For instance, you can use an effect processor to change a particular aspect of a keyboard sound or drum machine sound by (virtually physically) wiring the processor to that attribute. Most virtual synths have this ability too but Reason allows you to do this over multiple pieces of emulated equipment in such a creative way. I’ve been using several u-he VST synths lately. Zebra and Tyrell in particular. Zebra is a sound engineer’s dream and I’m just beginning to understand how to use it. Tyrell is a classic analog-esque VST and very easy to use. It has a great sci-fi 80s sound to it.
Are you a fan of Tipper?
Yes, I’ve definitely listened to Tipper and enjoy his music very much. The complexities of his sounds are remarkable. Truly some of the most unique sounds being created in electronic music.
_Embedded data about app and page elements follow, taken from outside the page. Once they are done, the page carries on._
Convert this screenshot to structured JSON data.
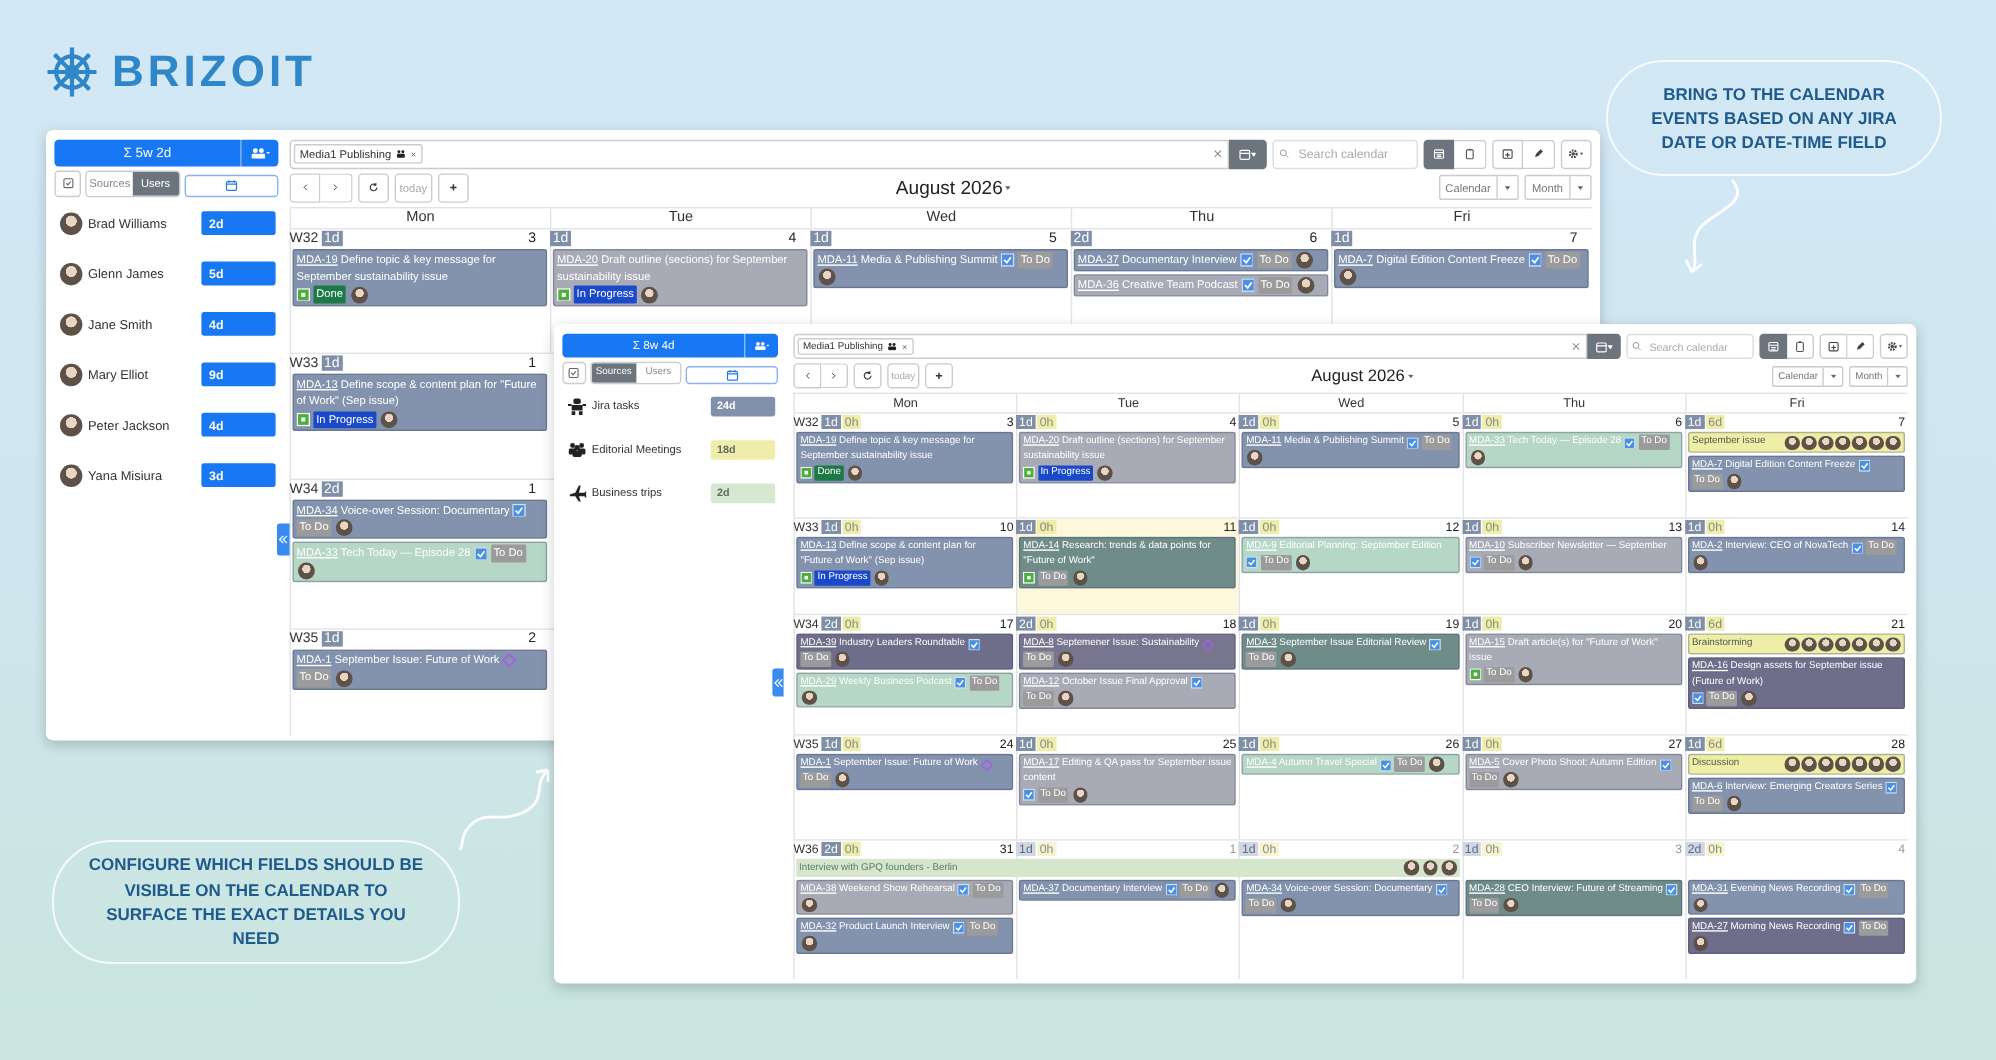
{
  "logo": {
    "name": "BRIZOIT"
  },
  "callouts": [
    {
      "kind": "top",
      "text": "BRING TO THE CALENDAR EVENTS BASED ON ANY JIRA DATE OR DATE-TIME FIELD"
    },
    {
      "kind": "bottom",
      "text": "CONFIGURE WHICH FIELDS SHOULD BE VISIBLE ON THE CALENDAR TO SURFACE THE EXACT DETAILS YOU NEED"
    }
  ],
  "windows": [
    {
      "kind": "back",
      "summary": "Σ 5w 2d",
      "panel_tabs": [
        {
          "label": "Sources",
          "selected": false
        },
        {
          "label": "Users",
          "selected": true
        }
      ],
      "panel_rows": [
        {
          "kind": "user",
          "name": "Brad Williams",
          "total": "2d"
        },
        {
          "kind": "user",
          "name": "Glenn James",
          "total": "5d"
        },
        {
          "kind": "user",
          "name": "Jane Smith",
          "total": "4d"
        },
        {
          "kind": "user",
          "name": "Mary Elliot",
          "total": "9d"
        },
        {
          "kind": "user",
          "name": "Peter Jackson",
          "total": "4d"
        },
        {
          "kind": "user",
          "name": "Yana Misiura",
          "total": "3d"
        }
      ],
      "filter_chip": "Media1 Publishing",
      "search": {
        "placeholder": "Search calendar"
      },
      "view_toggle": [
        {
          "kind": "calendar",
          "selected": true
        },
        {
          "kind": "list",
          "selected": false
        }
      ],
      "today_button": "today",
      "month": "August 2026",
      "selects": [
        "Calendar",
        "Month"
      ],
      "weekdays": [
        "Mon",
        "Tue",
        "Wed",
        "Thu",
        "Fri"
      ],
      "weeks": [
        {
          "label": "W32",
          "days": [
            {
              "date": "3",
              "jira": "1d",
              "events": [
                {
                  "kind": "story",
                  "key": "MDA-19",
                  "title": "Define topic & key message for September sustainability issue",
                  "status": {
                    "text": "Done",
                    "color": "#1d7a46"
                  },
                  "color": "#8393ad"
                }
              ]
            },
            {
              "date": "4",
              "jira": "1d",
              "events": [
                {
                  "kind": "story",
                  "key": "MDA-20",
                  "title": "Draft outline (sections) for September sustainability issue",
                  "status": {
                    "text": "In Progress",
                    "color": "#1a49c9"
                  },
                  "color": "#a8abb6"
                }
              ]
            },
            {
              "date": "5",
              "jira": "1d",
              "events": [
                {
                  "kind": "task",
                  "key": "MDA-11",
                  "title": "Media & Publishing Summit",
                  "status": {
                    "text": "To Do",
                    "color": "#9b9b9b"
                  },
                  "color": "#8393ad"
                }
              ]
            },
            {
              "date": "6",
              "jira": "2d",
              "events": [
                {
                  "kind": "task",
                  "key": "MDA-37",
                  "title": "Documentary Interview",
                  "status": {
                    "text": "To Do",
                    "color": "#9b9b9b"
                  },
                  "color": "#8393ad"
                },
                {
                  "kind": "task",
                  "key": "MDA-36",
                  "title": "Creative Team Podcast",
                  "status": {
                    "text": "To Do",
                    "color": "#9b9b9b"
                  },
                  "color": "#a8abb6"
                }
              ]
            },
            {
              "date": "7",
              "jira": "1d",
              "events": [
                {
                  "kind": "task",
                  "key": "MDA-7",
                  "title": "Digital Edition Content Freeze",
                  "status": {
                    "text": "To Do",
                    "color": "#9b9b9b"
                  },
                  "color": "#8393ad"
                }
              ]
            }
          ]
        },
        {
          "label": "W33",
          "days": [
            {
              "date": "1",
              "jira": "1d",
              "events": [
                {
                  "kind": "story",
                  "key": "MDA-13",
                  "title": "Define scope & content plan for \"Future of Work\" (Sep issue)",
                  "status": {
                    "text": "In Progress",
                    "color": "#1a49c9"
                  },
                  "color": "#8393ad"
                }
              ]
            }
          ]
        },
        {
          "label": "W34",
          "days": [
            {
              "date": "1",
              "jira": "2d",
              "events": [
                {
                  "kind": "task",
                  "key": "MDA-34",
                  "title": "Voice-over Session: Documentary",
                  "status": {
                    "text": "To Do",
                    "color": "#9b9b9b"
                  },
                  "color": "#8393ad"
                },
                {
                  "kind": "task",
                  "key": "MDA-33",
                  "title": "Tech Today — Episode 28",
                  "status": {
                    "text": "To Do",
                    "color": "#9b9b9b"
                  },
                  "color": "#b6d6c6"
                }
              ]
            }
          ]
        },
        {
          "label": "W35",
          "days": [
            {
              "date": "2",
              "jira": "1d",
              "events": [
                {
                  "kind": "epic",
                  "key": "MDA-1",
                  "title": "September Issue: Future of Work",
                  "status": {
                    "text": "To Do",
                    "color": "#9b9b9b"
                  },
                  "color": "#8393ad"
                }
              ]
            }
          ]
        }
      ]
    },
    {
      "kind": "front",
      "summary": "Σ 8w 4d",
      "panel_tabs": [
        {
          "label": "Sources",
          "selected": true
        },
        {
          "label": "Users",
          "selected": false
        }
      ],
      "panel_rows": [
        {
          "kind": "jira",
          "name": "Jira tasks",
          "total": "24d",
          "color": "#8191ab"
        },
        {
          "kind": "meeting",
          "name": "Editorial Meetings",
          "total": "18d",
          "color": "#eeeeaa"
        },
        {
          "kind": "trip",
          "name": "Business trips",
          "total": "2d",
          "color": "#d6e8cf"
        }
      ],
      "filter_chip": "Media1 Publishing",
      "search": {
        "placeholder": "Search calendar"
      },
      "view_toggle": [
        {
          "kind": "calendar",
          "selected": true
        },
        {
          "kind": "list",
          "selected": false
        }
      ],
      "today_button": "today",
      "month": "August 2026",
      "selects": [
        "Calendar",
        "Month"
      ],
      "weekdays": [
        "Mon",
        "Tue",
        "Wed",
        "Thu",
        "Fri"
      ],
      "weeks": [
        {
          "label": "W32",
          "days": [
            {
              "date": "3",
              "jira": "1d",
              "meet": "0h",
              "today": false,
              "faded": false,
              "events": [
                {
                  "kind": "story",
                  "key": "MDA-19",
                  "title": "Define topic & key message for September sustainability issue",
                  "status": {
                    "text": "Done",
                    "color": "#1d7a46"
                  },
                  "color": "#8393ad"
                }
              ]
            },
            {
              "date": "4",
              "jira": "1d",
              "meet": "0h",
              "today": false,
              "faded": false,
              "events": [
                {
                  "kind": "story",
                  "key": "MDA-20",
                  "title": "Draft outline (sections) for September sustainability issue",
                  "status": {
                    "text": "In Progress",
                    "color": "#1a49c9"
                  },
                  "color": "#a8abb6"
                }
              ]
            },
            {
              "date": "5",
              "jira": "1d",
              "meet": "0h",
              "today": false,
              "faded": false,
              "events": [
                {
                  "kind": "task",
                  "key": "MDA-11",
                  "title": "Media & Publishing Summit",
                  "status": {
                    "text": "To Do",
                    "color": "#9b9b9b"
                  },
                  "color": "#8393ad"
                }
              ]
            },
            {
              "date": "6",
              "jira": "1d",
              "meet": "0h",
              "today": false,
              "faded": false,
              "events": [
                {
                  "kind": "task",
                  "key": "MDA-33",
                  "title": "Tech Today — Episode 28",
                  "status": {
                    "text": "To Do",
                    "color": "#9b9b9b"
                  },
                  "color": "#b6d6c6"
                }
              ]
            },
            {
              "date": "7",
              "jira": "1d",
              "meet": "6d",
              "today": false,
              "faded": false,
              "events": [
                {
                  "kind": "meeting",
                  "title": "September issue",
                  "color": "#eeeea6"
                },
                {
                  "kind": "task",
                  "key": "MDA-7",
                  "title": "Digital Edition Content Freeze",
                  "status": {
                    "text": "To Do",
                    "color": "#9b9b9b"
                  },
                  "color": "#8393ad"
                }
              ]
            }
          ]
        },
        {
          "label": "W33",
          "days": [
            {
              "date": "10",
              "jira": "1d",
              "meet": "0h",
              "today": false,
              "faded": false,
              "events": [
                {
                  "kind": "story",
                  "key": "MDA-13",
                  "title": "Define scope & content plan for \"Future of Work\" (Sep issue)",
                  "status": {
                    "text": "In Progress",
                    "color": "#1a49c9"
                  },
                  "color": "#8393ad"
                }
              ]
            },
            {
              "date": "11",
              "jira": "1d",
              "meet": "0h",
              "today": true,
              "faded": false,
              "events": [
                {
                  "kind": "story",
                  "key": "MDA-14",
                  "title": "Research: trends & data points for \"Future of Work\"",
                  "status": {
                    "text": "To Do",
                    "color": "#9b9b9b"
                  },
                  "color": "#6f8c88"
                }
              ]
            },
            {
              "date": "12",
              "jira": "1d",
              "meet": "0h",
              "today": false,
              "faded": false,
              "events": [
                {
                  "kind": "task",
                  "key": "MDA-9",
                  "title": "Editorial Planning: September Edition",
                  "status": {
                    "text": "To Do",
                    "color": "#9b9b9b"
                  },
                  "color": "#b6d6c6"
                }
              ]
            },
            {
              "date": "13",
              "jira": "1d",
              "meet": "0h",
              "today": false,
              "faded": false,
              "events": [
                {
                  "kind": "task",
                  "key": "MDA-10",
                  "title": "Subscriber Newsletter — September",
                  "status": {
                    "text": "To Do",
                    "color": "#9b9b9b"
                  },
                  "color": "#a8abb6"
                }
              ]
            },
            {
              "date": "14",
              "jira": "1d",
              "meet": "0h",
              "today": false,
              "faded": false,
              "events": [
                {
                  "kind": "task",
                  "key": "MDA-2",
                  "title": "Interview: CEO of NovaTech",
                  "status": {
                    "text": "To Do",
                    "color": "#9b9b9b"
                  },
                  "color": "#8393ad"
                }
              ]
            }
          ]
        },
        {
          "label": "W34",
          "days": [
            {
              "date": "17",
              "jira": "2d",
              "meet": "0h",
              "today": false,
              "faded": false,
              "events": [
                {
                  "kind": "task",
                  "key": "MDA-39",
                  "title": "Industry Leaders Roundtable",
                  "status": {
                    "text": "To Do",
                    "color": "#9b9b9b"
                  },
                  "color": "#6e6d8a"
                },
                {
                  "kind": "task",
                  "key": "MDA-29",
                  "title": "Weekly Business Podcast",
                  "status": {
                    "text": "To Do",
                    "color": "#9b9b9b"
                  },
                  "color": "#b6d6c6"
                }
              ]
            },
            {
              "date": "18",
              "jira": "2d",
              "meet": "0h",
              "today": false,
              "faded": false,
              "events": [
                {
                  "kind": "epic",
                  "key": "MDA-8",
                  "title": "Septemener Issue: Sustainability",
                  "status": {
                    "text": "To Do",
                    "color": "#9b9b9b"
                  },
                  "color": "#77758f"
                },
                {
                  "kind": "task",
                  "key": "MDA-12",
                  "title": "October Issue Final Approval",
                  "status": {
                    "text": "To Do",
                    "color": "#9b9b9b"
                  },
                  "color": "#a8abb6"
                }
              ]
            },
            {
              "date": "19",
              "jira": "1d",
              "meet": "0h",
              "today": false,
              "faded": false,
              "events": [
                {
                  "kind": "task",
                  "key": "MDA-3",
                  "title": "September Issue Editorial Review",
                  "status": {
                    "text": "To Do",
                    "color": "#9b9b9b"
                  },
                  "color": "#6f8c88"
                }
              ]
            },
            {
              "date": "20",
              "jira": "1d",
              "meet": "0h",
              "today": false,
              "faded": false,
              "events": [
                {
                  "kind": "story",
                  "key": "MDA-15",
                  "title": "Draft article(s) for \"Future of Work\" issue",
                  "status": {
                    "text": "To Do",
                    "color": "#9b9b9b"
                  },
                  "color": "#a8abb6"
                }
              ]
            },
            {
              "date": "21",
              "jira": "1d",
              "meet": "6d",
              "today": false,
              "faded": false,
              "events": [
                {
                  "kind": "meeting",
                  "title": "Brainstorming",
                  "color": "#eeeea6"
                },
                {
                  "kind": "task",
                  "key": "MDA-16",
                  "title": "Design assets for September issue (Future of Work)",
                  "status": {
                    "text": "To Do",
                    "color": "#9b9b9b"
                  },
                  "color": "#6e6d8a"
                }
              ]
            }
          ]
        },
        {
          "label": "W35",
          "days": [
            {
              "date": "24",
              "jira": "1d",
              "meet": "0h",
              "today": false,
              "faded": false,
              "events": [
                {
                  "kind": "epic",
                  "key": "MDA-1",
                  "title": "September Issue: Future of Work",
                  "status": {
                    "text": "To Do",
                    "color": "#9b9b9b"
                  },
                  "color": "#8393ad"
                }
              ]
            },
            {
              "date": "25",
              "jira": "1d",
              "meet": "0h",
              "today": false,
              "faded": false,
              "events": [
                {
                  "kind": "task",
                  "key": "MDA-17",
                  "title": "Editing & QA pass for September issue content",
                  "status": {
                    "text": "To Do",
                    "color": "#9b9b9b"
                  },
                  "color": "#a8abb6"
                }
              ]
            },
            {
              "date": "26",
              "jira": "1d",
              "meet": "0h",
              "today": false,
              "faded": false,
              "events": [
                {
                  "kind": "task",
                  "key": "MDA-4",
                  "title": "Autumn Travel Special",
                  "status": {
                    "text": "To Do",
                    "color": "#9b9b9b"
                  },
                  "color": "#b6d6c6"
                }
              ]
            },
            {
              "date": "27",
              "jira": "1d",
              "meet": "0h",
              "today": false,
              "faded": false,
              "events": [
                {
                  "kind": "task",
                  "key": "MDA-5",
                  "title": "Cover Photo Shoot: Autumn Edition",
                  "status": {
                    "text": "To Do",
                    "color": "#9b9b9b"
                  },
                  "color": "#a8abb6"
                }
              ]
            },
            {
              "date": "28",
              "jira": "1d",
              "meet": "6d",
              "today": false,
              "faded": false,
              "events": [
                {
                  "kind": "meeting",
                  "title": "Discussion",
                  "color": "#eeeea6"
                },
                {
                  "kind": "task",
                  "key": "MDA-6",
                  "title": "Interview: Emerging Creators Series",
                  "status": {
                    "text": "To Do",
                    "color": "#9b9b9b"
                  },
                  "color": "#8393ad"
                }
              ]
            }
          ]
        },
        {
          "label": "W36",
          "bar": {
            "kind": "trip",
            "title": "Interview with GPQ founders - Berlin",
            "color": "#d5e6cc"
          },
          "days": [
            {
              "date": "31",
              "jira": "2d",
              "meet": "0h",
              "today": false,
              "faded": false,
              "in_bar": true,
              "events": [
                {
                  "kind": "task",
                  "key": "MDA-38",
                  "title": "Weekend Show Rehearsal",
                  "status": {
                    "text": "To Do",
                    "color": "#9b9b9b"
                  },
                  "color": "#a8abb6"
                },
                {
                  "kind": "task",
                  "key": "MDA-32",
                  "title": "Product Launch Interview",
                  "status": {
                    "text": "To Do",
                    "color": "#9b9b9b"
                  },
                  "color": "#8393ad"
                }
              ]
            },
            {
              "date": "1",
              "jira": "1d",
              "meet": "0h",
              "today": false,
              "faded": true,
              "in_bar": true,
              "events": [
                {
                  "kind": "task",
                  "key": "MDA-37",
                  "title": "Documentary Interview",
                  "status": {
                    "text": "To Do",
                    "color": "#9b9b9b"
                  },
                  "color": "#8393ad"
                }
              ]
            },
            {
              "date": "2",
              "jira": "1d",
              "meet": "0h",
              "today": false,
              "faded": true,
              "in_bar": true,
              "events": [
                {
                  "kind": "task",
                  "key": "MDA-34",
                  "title": "Voice-over Session: Documentary",
                  "status": {
                    "text": "To Do",
                    "color": "#9b9b9b"
                  },
                  "color": "#8393ad"
                }
              ]
            },
            {
              "date": "3",
              "jira": "1d",
              "meet": "0h",
              "today": false,
              "faded": true,
              "in_bar": false,
              "events": [
                {
                  "kind": "task",
                  "key": "MDA-28",
                  "title": "CEO Interview: Future of Streaming",
                  "status": {
                    "text": "To Do",
                    "color": "#9b9b9b"
                  },
                  "color": "#6f8c88"
                }
              ]
            },
            {
              "date": "4",
              "jira": "2d",
              "meet": "0h",
              "today": false,
              "faded": true,
              "in_bar": false,
              "events": [
                {
                  "kind": "task",
                  "key": "MDA-31",
                  "title": "Evening News Recording",
                  "status": {
                    "text": "To Do",
                    "color": "#9b9b9b"
                  },
                  "color": "#8393ad"
                },
                {
                  "kind": "task",
                  "key": "MDA-27",
                  "title": "Morning News Recording",
                  "status": {
                    "text": "To Do",
                    "color": "#9b9b9b"
                  },
                  "color": "#6e6d8a"
                }
              ]
            }
          ]
        }
      ]
    }
  ]
}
I guess I’ll mention some other artists I enjoy here because I didn’t exactly answer your question about tracks at the forefront of electronic.
Some other electronic artists that are (or have been) inspiring me are Milieu, Skee Mask, Plaid, Oneohtrix Point Never, Ital Tek, Andy Stott, Chrome Sparks, Om Unit, Floating Points, Clark, mu-ziq, Ochre, Casino Vs. Japan, woob and Mahlow. Mahlow is another one who’s sound I find unbelievable, dark, inspired and intense.
What is cool to you?
I like reading, especially books on electrical theory but that’s probably not cool. I liked painting too, for a long time I did abstract and landscape painting but I’ve put that on the back burner to really focus on music. The characteristics I admire most in other people are humility, courage and kindness. Tenacity, intelligence and a sense of humor are important too.
Favorite dank meal?
Hmm, meatball sub maybe, I’m a man of simple tastes.
What is the significance of your moniker, nonRA?
Well it has a couple meanings. One meaning is jokingly ‘not great’ which is what I thought of my first few album attempts. It has a deeper meaning too, one that I’m not sure I want to reveal but it wouldn’t be hard to figure out with some linguistic sleuthing.
What is one of your goals with your music in the near future?
So much of music is built on the backs of the previous pioneers. I hope I can contribute something new or at the very least make a track that gives somebody goose bumps. I think that’s the true test of exceptional music, it’ll raise your skin. There’s so much great music out there and so many talented people. I spent many years just enjoying other people’s music. I hope that appreciation will serve me well as I continue to establish my own sound from the sounds of all who have inspired me.